Using the accompaniment styles
Pizzicato contains 20 documents with musical libraries oriented towards styles of light music:
- Disco music
- Slow number
They are available in the File menu , Open template… item in the Accompaniments sub-category. As an example for this lesson, we will work with the Rumba style. Open this document. Its main view appears as follows:
This structure is the same for all styles. Only the instruments and the library contents are different. The basic idea of an accompaniment style is as follows: each instrument of the group plays the rhythmic and melodic structures repeated in a regular way (on 1 or 2 measures or more). At every instant, the notes played by all instruments are coordinated by a chord progression which is the same for each instrument. This common chord progression leads all instruments in an harmonious way.
Let us take the simplest case to start. A chord progression is provided as an example for each style. By holding the Control key , double-click on the Example score. The sequencer view opens...
...To read the full lesson, see the lesson Music composition (2) on our site...
The commercial page...
With the publication of Pizzicato 3, a series of updates are available for Mac OS X and Windows, according to the version you presently have. To know the prices and possibilities, see the order page on our site:
In the menu "You have", select the version you presently have. The page will be redrawn and will show the possible upgrades and their prices. To buy an upgrade, fill in the form and validate it.
We are at your disposal.
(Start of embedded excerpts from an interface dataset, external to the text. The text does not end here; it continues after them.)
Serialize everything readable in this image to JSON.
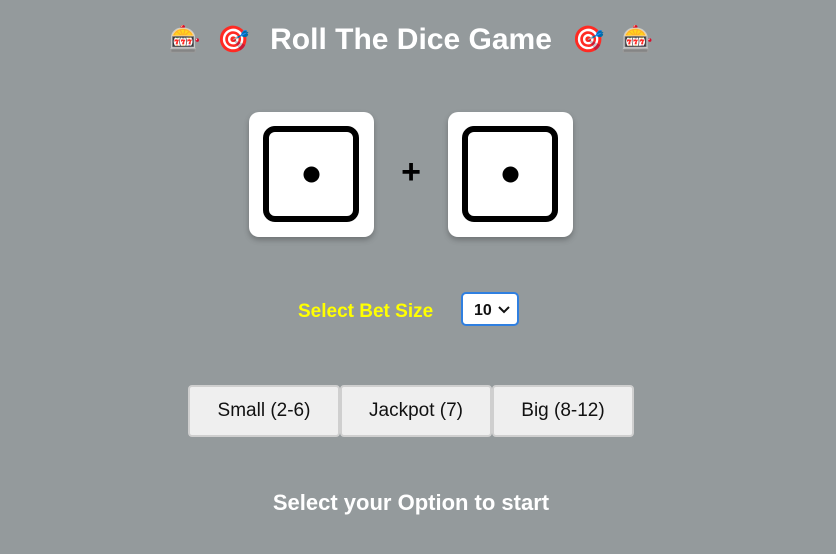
{
  "header": {
    "title": "Roll The Dice Game",
    "left_icons": [
      "slot-machine-icon",
      "dart-target-icon"
    ],
    "right_icons": [
      "dart-target-icon",
      "slot-machine-icon"
    ],
    "slot_emoji": "🎰",
    "target_emoji": "🎯"
  },
  "dice": {
    "die1": 1,
    "die2": 1,
    "operator": "+"
  },
  "bet": {
    "label": "Select Bet Size",
    "value": "10"
  },
  "options": {
    "small": "Small (2-6)",
    "jackpot": "Jackpot (7)",
    "big": "Big (8-12)"
  },
  "status": {
    "message": "Select your Option to start"
  },
  "colors": {
    "background": "#949a9c",
    "bet_label": "#ffff00",
    "select_border": "#2f7fe0"
  }
}
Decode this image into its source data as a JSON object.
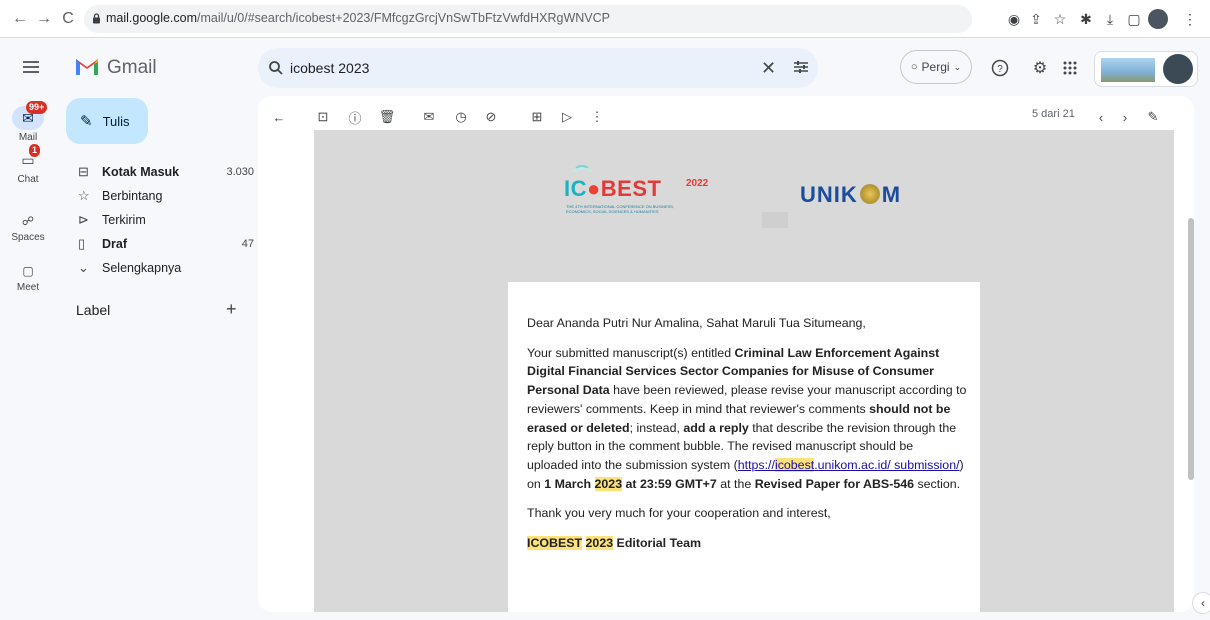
{
  "browser": {
    "url_host": "mail.google.com",
    "url_path": "/mail/u/0/#search/icobest+2023/FMfcgzGrcjVnSwTbFtzVwfdHXRgWNVCP"
  },
  "gmail": {
    "app_name": "Gmail",
    "search_query": "icobest 2023",
    "status_label": "Pergi"
  },
  "rail": {
    "mail": {
      "label": "Mail",
      "badge": "99+"
    },
    "chat": {
      "label": "Chat",
      "badge": "1"
    },
    "spaces": {
      "label": "Spaces"
    },
    "meet": {
      "label": "Meet"
    }
  },
  "compose_label": "Tulis",
  "folders": [
    {
      "label": "Kotak Masuk",
      "count": "3.030",
      "icon": "inbox-icon"
    },
    {
      "label": "Berbintang",
      "count": "",
      "icon": "star-icon"
    },
    {
      "label": "Terkirim",
      "count": "",
      "icon": "send-icon"
    },
    {
      "label": "Draf",
      "count": "47",
      "icon": "draft-icon"
    },
    {
      "label": "Selengkapnya",
      "count": "",
      "icon": "chevron-down-icon"
    }
  ],
  "labels_header": "Label",
  "pager": "5 dari 21",
  "logos": {
    "icobest": {
      "brand": "IC",
      "brand2": "BEST",
      "year": "2022",
      "tagline1": "THE 4TH INTERNATIONAL CONFERENCE ON BUSINESS,",
      "tagline2": "ECONOMICS, SOCIAL SCIENCES & HUMANITIES"
    },
    "unikom": {
      "part1": "UNIK",
      "part2": "M"
    }
  },
  "email": {
    "greeting": "Dear Ananda Putri Nur Amalina, Sahat Maruli Tua Situmeang,",
    "p1_a": "Your submitted manuscript(s) entitled ",
    "p1_title": "Criminal Law Enforcement Against Digital Financial Services Sector Companies for Misuse of Consumer Personal Data",
    "p1_b": " have been reviewed, please revise your manuscript according to reviewers' comments. Keep in mind that reviewer's comments ",
    "p1_c": "should not be erased or deleted",
    "p1_d": "; instead, ",
    "p1_e": "add a reply",
    "p1_f": " that describe the revision through the reply button in the comment bubble. The revised manuscript should be uploaded into the submission system (",
    "link_a": "https://",
    "link_hl": "icobest",
    "link_b": ".unikom.ac.id/ submission/",
    "p1_g": ") on ",
    "date_a": "1 March ",
    "date_year": "2023",
    "date_b": " at 23:59 GMT+7",
    "p1_h": " at the ",
    "section": "Revised Paper for ABS-546",
    "p1_i": " section.",
    "thanks": "Thank you very much for your cooperation and interest,",
    "sign_a": "ICOBEST",
    "sign_year": "2023",
    "sign_b": " Editorial Team"
  }
}
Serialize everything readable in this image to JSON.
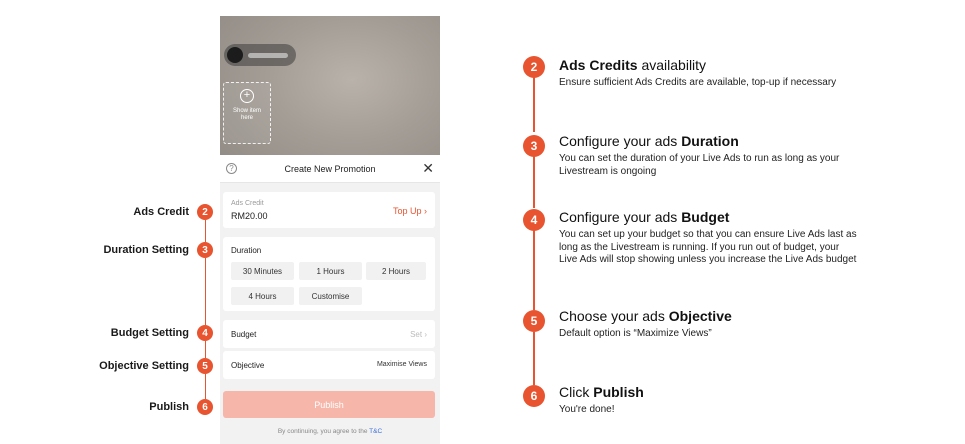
{
  "annotations": [
    {
      "label": "Ads Credit",
      "num": "2"
    },
    {
      "label": "Duration Setting",
      "num": "3"
    },
    {
      "label": "Budget Setting",
      "num": "4"
    },
    {
      "label": "Objective Setting",
      "num": "5"
    },
    {
      "label": "Publish",
      "num": "6"
    }
  ],
  "phone": {
    "show_item": "Show item here",
    "sheet_title": "Create New Promotion",
    "help_glyph": "?",
    "close_glyph": "✕",
    "ads_credit_label": "Ads Credit",
    "ads_credit_value": "RM20.00",
    "top_up": "Top Up ›",
    "duration_label": "Duration",
    "duration_options": [
      "30 Minutes",
      "1 Hours",
      "2 Hours",
      "4 Hours",
      "Customise"
    ],
    "budget_label": "Budget",
    "budget_value": "Set ›",
    "objective_label": "Objective",
    "objective_value": "Maximise Views",
    "publish": "Publish",
    "tnc_prefix": "By continuing, you agree to the ",
    "tnc_link": "T&C"
  },
  "steps": [
    {
      "num": "2",
      "title_bold": "Ads Credits",
      "title_rest": " availability",
      "bold_first": true,
      "desc": "Ensure sufficient Ads Credits are available, top-up if necessary"
    },
    {
      "num": "3",
      "title_pre": "Configure your ads ",
      "title_bold": "Duration",
      "bold_first": false,
      "desc": "You can set the duration of your Live Ads to run as long as your Livestream is ongoing"
    },
    {
      "num": "4",
      "title_pre": "Configure your ads ",
      "title_bold": "Budget",
      "bold_first": false,
      "desc": "You can set up your budget so that you can ensure Live Ads last as long as the Livestream is running. If you run out of budget, your Live Ads will stop showing unless you increase the Live Ads budget"
    },
    {
      "num": "5",
      "title_pre": "Choose your ads ",
      "title_bold": "Objective",
      "bold_first": false,
      "desc": "Default option is “Maximize Views”"
    },
    {
      "num": "6",
      "title_pre": "Click ",
      "title_bold": "Publish",
      "bold_first": false,
      "desc": "You're done!"
    }
  ],
  "colors": {
    "accent": "#e8542f",
    "publish_disabled": "#f6b6a9",
    "link": "#3b6fd8"
  }
}
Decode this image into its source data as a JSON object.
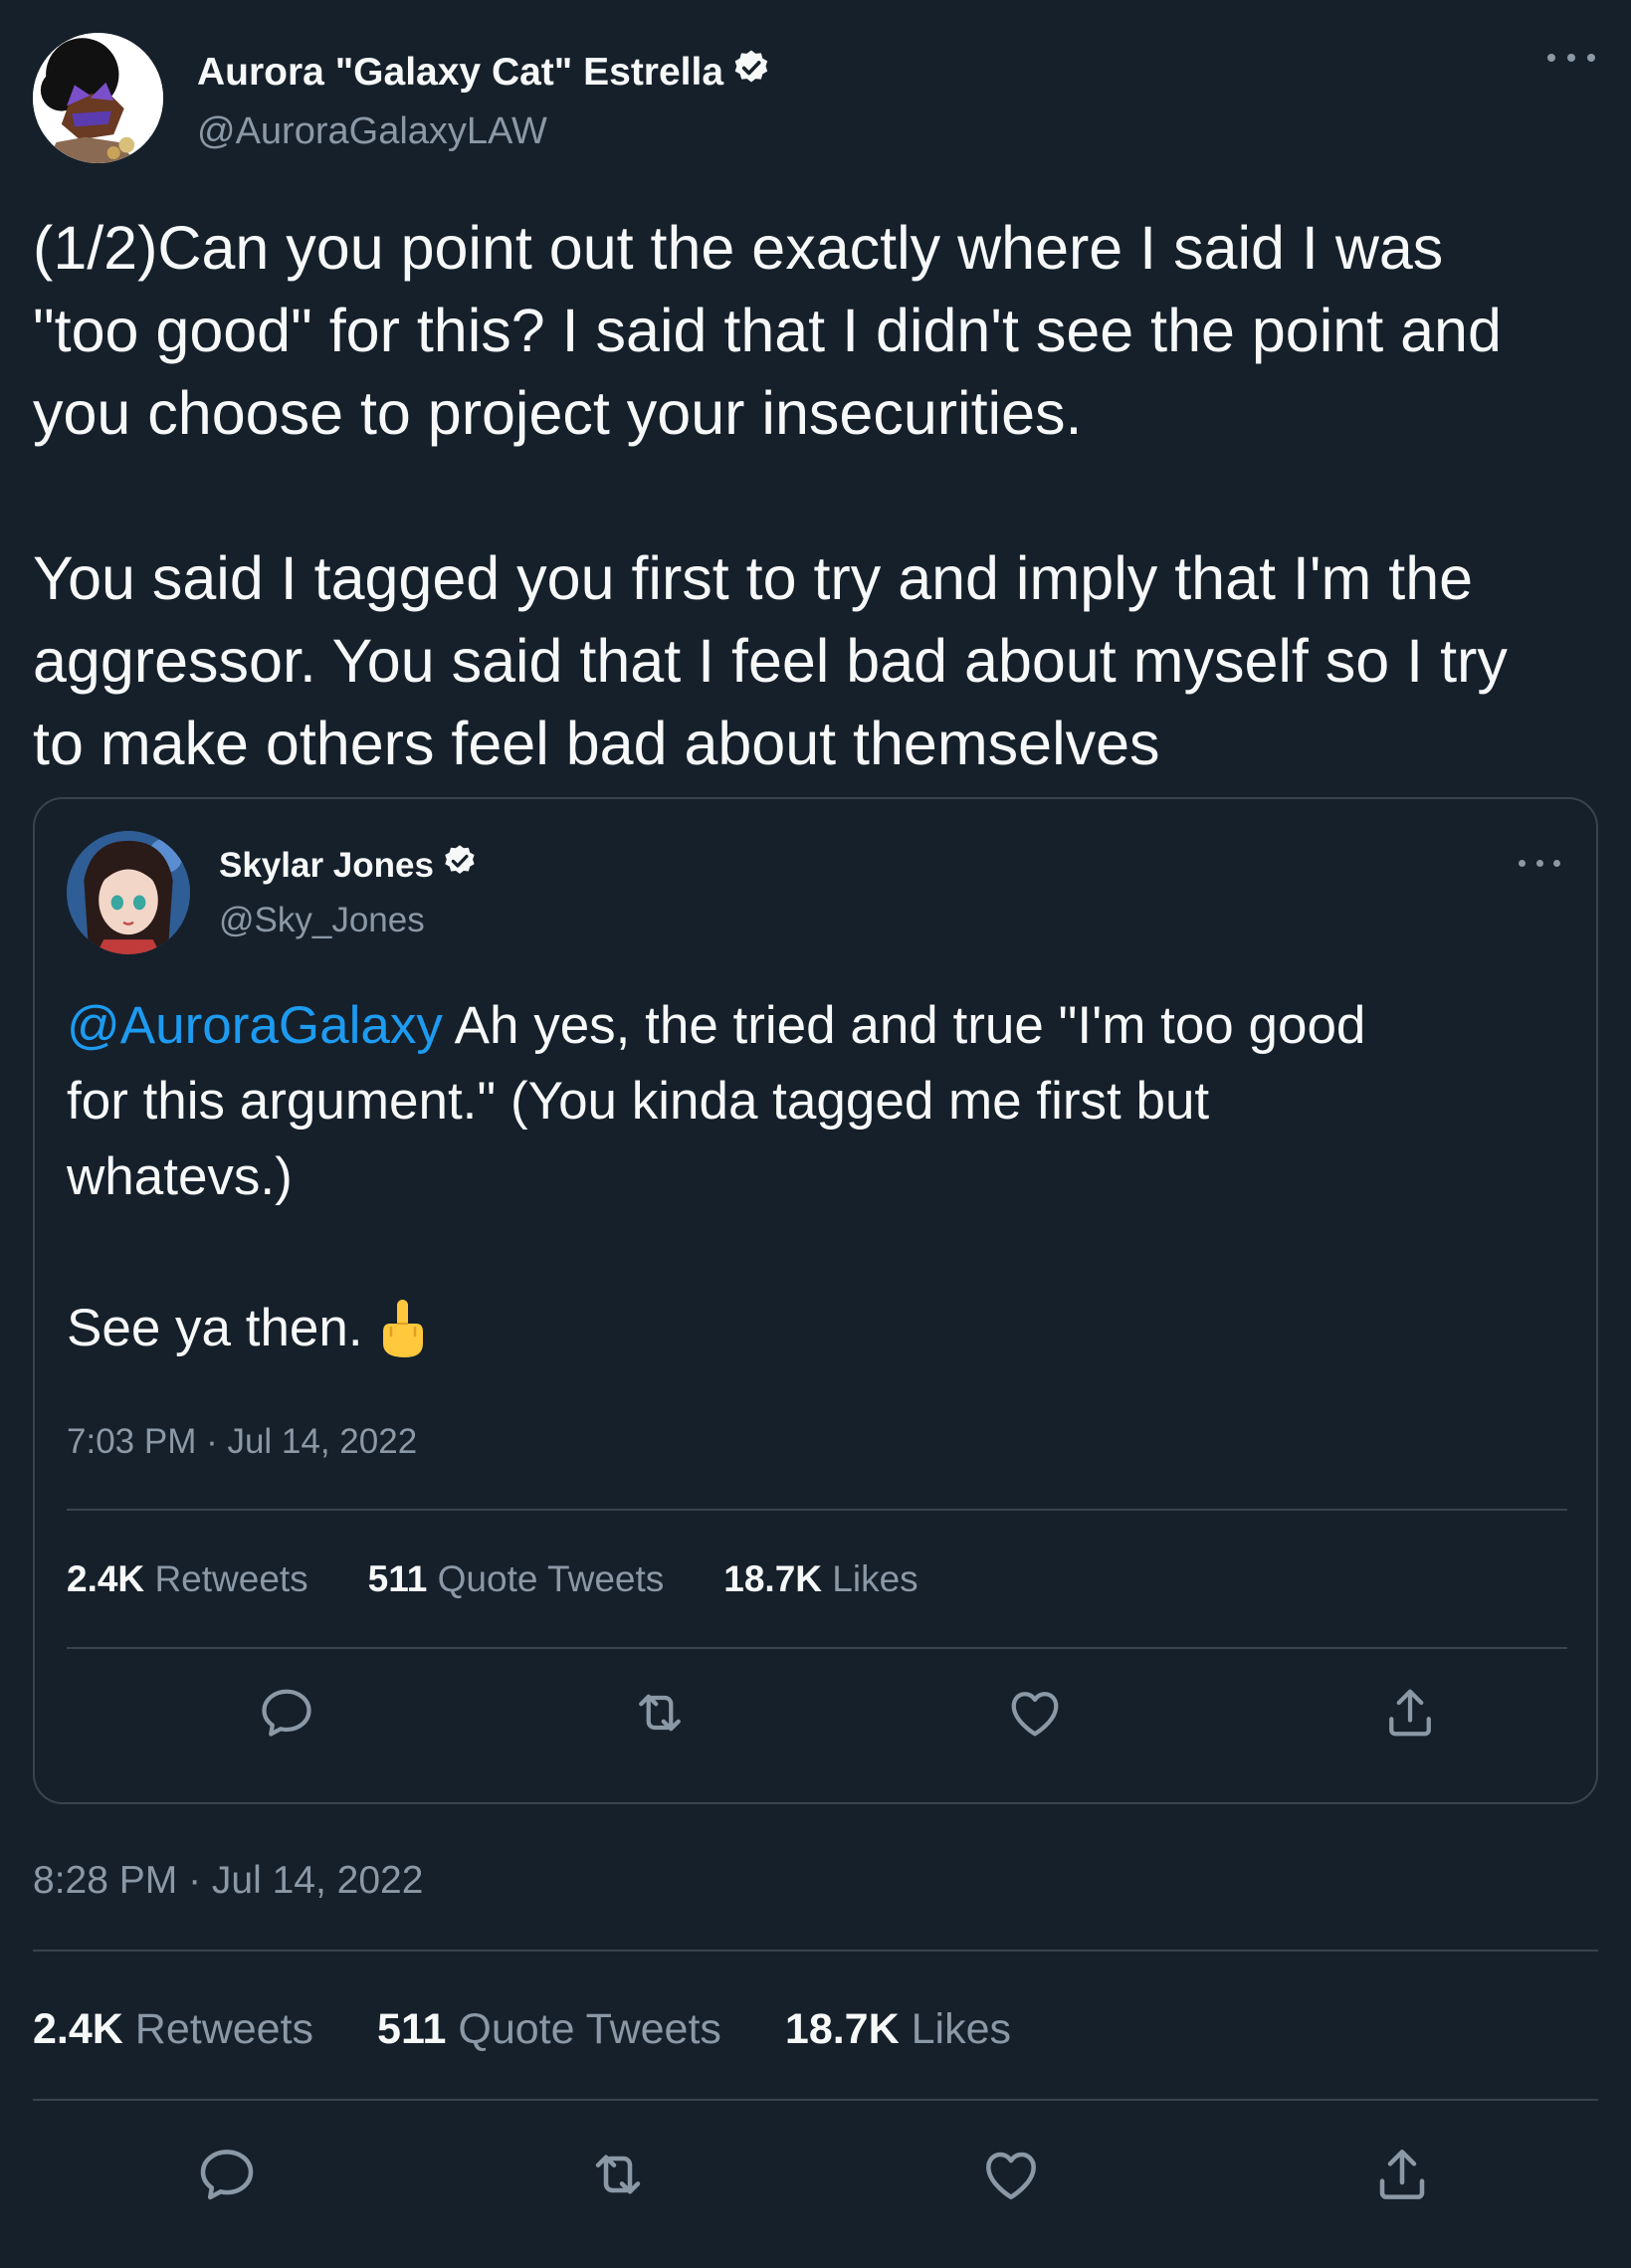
{
  "author": {
    "name": "Aurora \"Galaxy Cat\" Estrella",
    "handle": "@AuroraGalaxyLAW",
    "verified": true,
    "avatar_icon": "avatar-character"
  },
  "tweet": {
    "paragraph_1_lines": [
      "(1/2)Can you point out the exactly where I said I was",
      "\"too good\" for this? I said that I didn't see the point and",
      "you choose to project your insecurities."
    ],
    "paragraph_2_lines": [
      "You said I tagged you first to try and imply that I'm the",
      "aggressor. You said that I feel bad about myself so I try",
      "to make others feel bad about themselves"
    ],
    "timestamp": "8:28 PM · Jul 14, 2022",
    "stats": {
      "retweets_count": "2.4K",
      "retweets_label": "Retweets",
      "quotes_count": "511",
      "quotes_label": "Quote Tweets",
      "likes_count": "18.7K",
      "likes_label": "Likes"
    }
  },
  "quoted_tweet": {
    "name": "Skylar Jones",
    "handle": "@Sky_Jones",
    "verified": true,
    "mention": "@AuroraGalaxy",
    "line_1_rest": " Ah yes, the tried and true \"I'm too good",
    "line_2": "for this argument.\" (You kinda tagged me first but",
    "line_3": "whatevs.)",
    "line_4": "See ya then.",
    "emoji_icon": "middle-finger-emoji",
    "timestamp": "7:03 PM · Jul 14, 2022",
    "stats": {
      "retweets_count": "2.4K",
      "retweets_label": "Retweets",
      "quotes_count": "511",
      "quotes_label": "Quote Tweets",
      "likes_count": "18.7K",
      "likes_label": "Likes"
    }
  },
  "icons": {
    "more": "more-icon",
    "reply": "reply-icon",
    "retweet": "retweet-icon",
    "like": "heart-icon",
    "share": "share-icon",
    "verified": "verified-badge-icon"
  },
  "colors": {
    "background": "#15202b",
    "text": "#f7f9f9",
    "secondary": "#8b98a5",
    "border": "#38444d",
    "accent": "#1d9bf0"
  }
}
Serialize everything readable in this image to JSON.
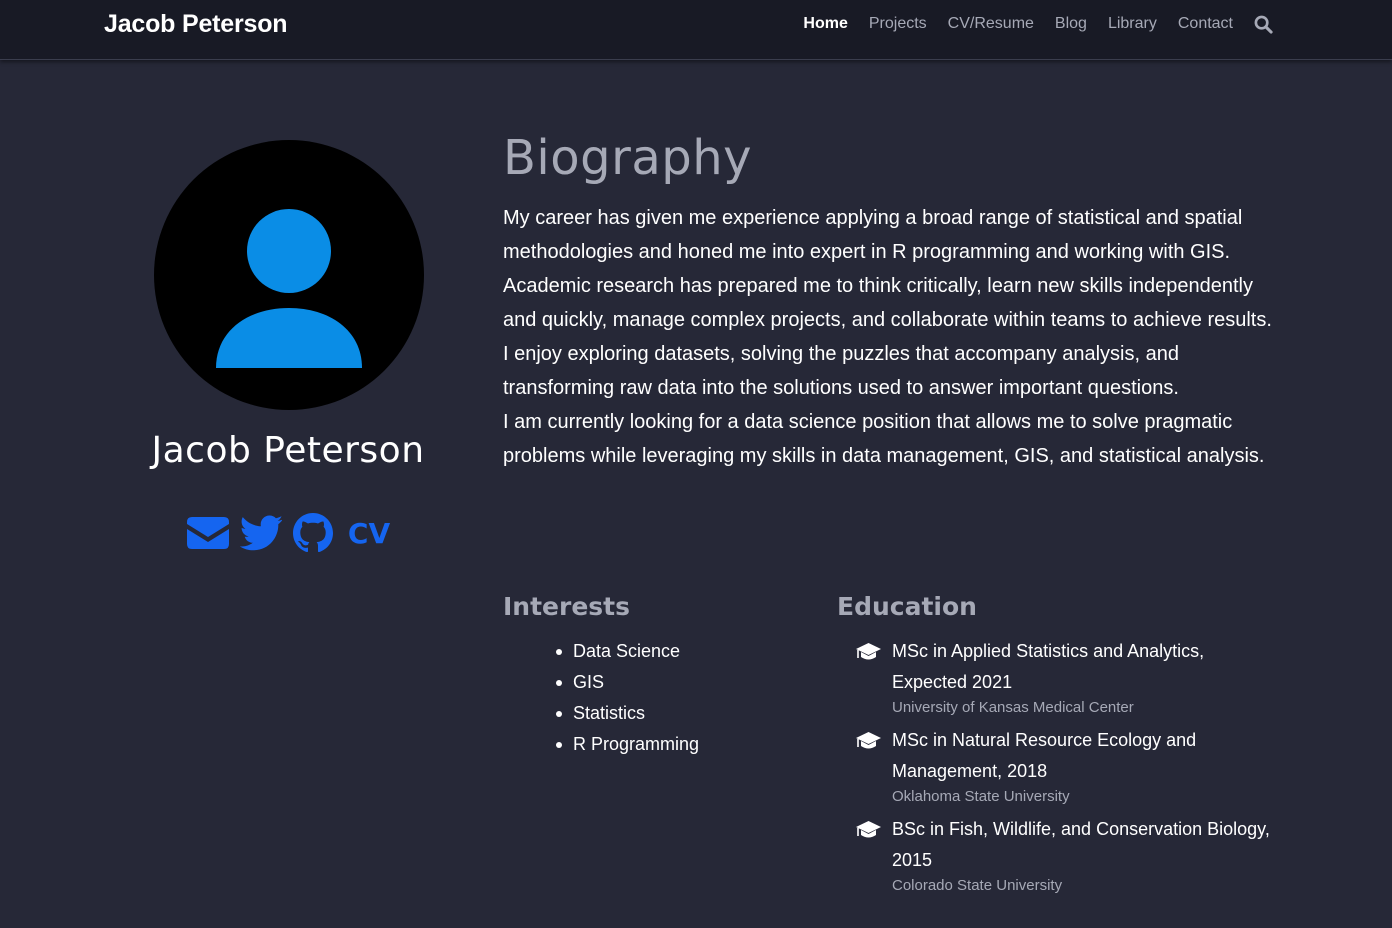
{
  "navbar": {
    "brand": "Jacob Peterson",
    "links": [
      {
        "label": "Home",
        "active": true
      },
      {
        "label": "Projects"
      },
      {
        "label": "CV/Resume"
      },
      {
        "label": "Blog"
      },
      {
        "label": "Library"
      },
      {
        "label": "Contact"
      }
    ],
    "search_icon": "search-icon"
  },
  "profile": {
    "name": "Jacob Peterson",
    "avatar_icon": "user-avatar-icon",
    "avatar_colors": {
      "background": "#000000",
      "figure": "#0a8de6"
    },
    "social": [
      {
        "icon": "envelope-icon"
      },
      {
        "icon": "twitter-icon"
      },
      {
        "icon": "github-icon"
      },
      {
        "label": "CV"
      }
    ],
    "social_color": "#1565f0"
  },
  "biography": {
    "title": "Biography",
    "paragraphs": [
      "My career has given me experience applying a broad range of statistical and spatial methodologies and honed me into expert in R programming and working with GIS. Academic research has prepared me to think critically, learn new skills independently and quickly, manage complex projects, and collaborate within teams to achieve results. I enjoy exploring datasets, solving the puzzles that accompany analysis, and transforming raw data into the solutions used to answer important questions.",
      "I am currently looking for a data science position that allows me to solve pragmatic problems while leveraging my skills in data management, GIS, and statistical analysis."
    ]
  },
  "interests": {
    "title": "Interests",
    "items": [
      "Data Science",
      "GIS",
      "Statistics",
      "R Programming"
    ]
  },
  "education": {
    "title": "Education",
    "icon": "graduation-cap-icon",
    "items": [
      {
        "course": "MSc in Applied Statistics and Analytics, Expected 2021",
        "institution": "University of Kansas Medical Center"
      },
      {
        "course": "MSc in Natural Resource Ecology and Management, 2018",
        "institution": "Oklahoma State University"
      },
      {
        "course": "BSc in Fish, Wildlife, and Conservation Biology, 2015",
        "institution": "Colorado State University"
      }
    ]
  },
  "colors": {
    "page_bg": "#262837",
    "navbar_bg": "#181a25",
    "muted_text": "#a6a9b6",
    "accent": "#1565f0"
  }
}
Our purpose is to place music in everybody's hands
and to bring people to more musical creativity
Use Pizzicato and make music!